» TASK GOAL: Render every entry exactly as it appears.

Dataset items:
+++

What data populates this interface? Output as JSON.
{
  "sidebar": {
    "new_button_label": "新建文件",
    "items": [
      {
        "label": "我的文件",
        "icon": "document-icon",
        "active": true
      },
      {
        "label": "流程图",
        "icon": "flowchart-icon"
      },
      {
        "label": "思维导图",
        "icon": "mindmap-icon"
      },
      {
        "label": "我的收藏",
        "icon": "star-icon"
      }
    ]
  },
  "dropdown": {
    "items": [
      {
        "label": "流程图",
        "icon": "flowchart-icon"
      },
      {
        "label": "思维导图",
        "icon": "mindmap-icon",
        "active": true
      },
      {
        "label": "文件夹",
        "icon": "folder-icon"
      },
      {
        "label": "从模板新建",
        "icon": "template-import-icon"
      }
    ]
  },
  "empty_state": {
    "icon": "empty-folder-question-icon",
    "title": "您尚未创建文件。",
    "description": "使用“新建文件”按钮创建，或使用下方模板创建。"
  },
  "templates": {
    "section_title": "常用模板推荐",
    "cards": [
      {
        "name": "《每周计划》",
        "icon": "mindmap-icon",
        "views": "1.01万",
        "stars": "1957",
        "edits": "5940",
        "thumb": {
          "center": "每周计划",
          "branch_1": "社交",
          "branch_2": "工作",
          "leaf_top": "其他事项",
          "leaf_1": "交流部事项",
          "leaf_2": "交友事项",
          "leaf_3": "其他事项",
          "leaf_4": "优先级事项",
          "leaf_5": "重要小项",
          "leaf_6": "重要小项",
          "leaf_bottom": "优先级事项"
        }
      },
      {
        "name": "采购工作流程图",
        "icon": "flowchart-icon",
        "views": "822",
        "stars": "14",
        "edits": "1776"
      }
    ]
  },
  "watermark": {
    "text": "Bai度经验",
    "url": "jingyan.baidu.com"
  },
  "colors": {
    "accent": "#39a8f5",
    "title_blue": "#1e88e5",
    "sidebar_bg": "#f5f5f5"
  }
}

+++

» RESPONSE BELOW:
What data populates this interface? Output as JSON.
{
  "sidebar": {
    "new_button_label": "新建文件",
    "items": [
      {
        "label": "我的文件",
        "icon": "document-icon",
        "active": true
      },
      {
        "label": "流程图",
        "icon": "flowchart-icon"
      },
      {
        "label": "思维导图",
        "icon": "mindmap-icon"
      },
      {
        "label": "我的收藏",
        "icon": "star-icon"
      }
    ]
  },
  "dropdown": {
    "items": [
      {
        "label": "流程图",
        "icon": "flowchart-icon"
      },
      {
        "label": "思维导图",
        "icon": "mindmap-icon",
        "active": true
      },
      {
        "label": "文件夹",
        "icon": "folder-icon"
      },
      {
        "label": "从模板新建",
        "icon": "template-import-icon"
      }
    ]
  },
  "empty_state": {
    "icon": "empty-folder-question-icon",
    "title": "您尚未创建文件。",
    "description": "使用“新建文件”按钮创建，或使用下方模板创建。"
  },
  "templates": {
    "section_title": "常用模板推荐",
    "cards": [
      {
        "name": "《每周计划》",
        "icon": "mindmap-icon",
        "views": "1.01万",
        "stars": "1957",
        "edits": "5940",
        "thumb": {
          "center": "每周计划",
          "branch_1": "社交",
          "branch_2": "工作",
          "leaf_top": "其他事项",
          "leaf_1": "交流部事项",
          "leaf_2": "交友事项",
          "leaf_3": "其他事项",
          "leaf_4": "优先级事项",
          "leaf_5": "重要小项",
          "leaf_6": "重要小项",
          "leaf_bottom": "优先级事项"
        }
      },
      {
        "name": "采购工作流程图",
        "icon": "flowchart-icon",
        "views": "822",
        "stars": "14",
        "edits": "1776"
      }
    ]
  },
  "watermark": {
    "text": "Bai度经验",
    "url": "jingyan.baidu.com"
  },
  "colors": {
    "accent": "#39a8f5",
    "title_blue": "#1e88e5",
    "sidebar_bg": "#f5f5f5"
  }
}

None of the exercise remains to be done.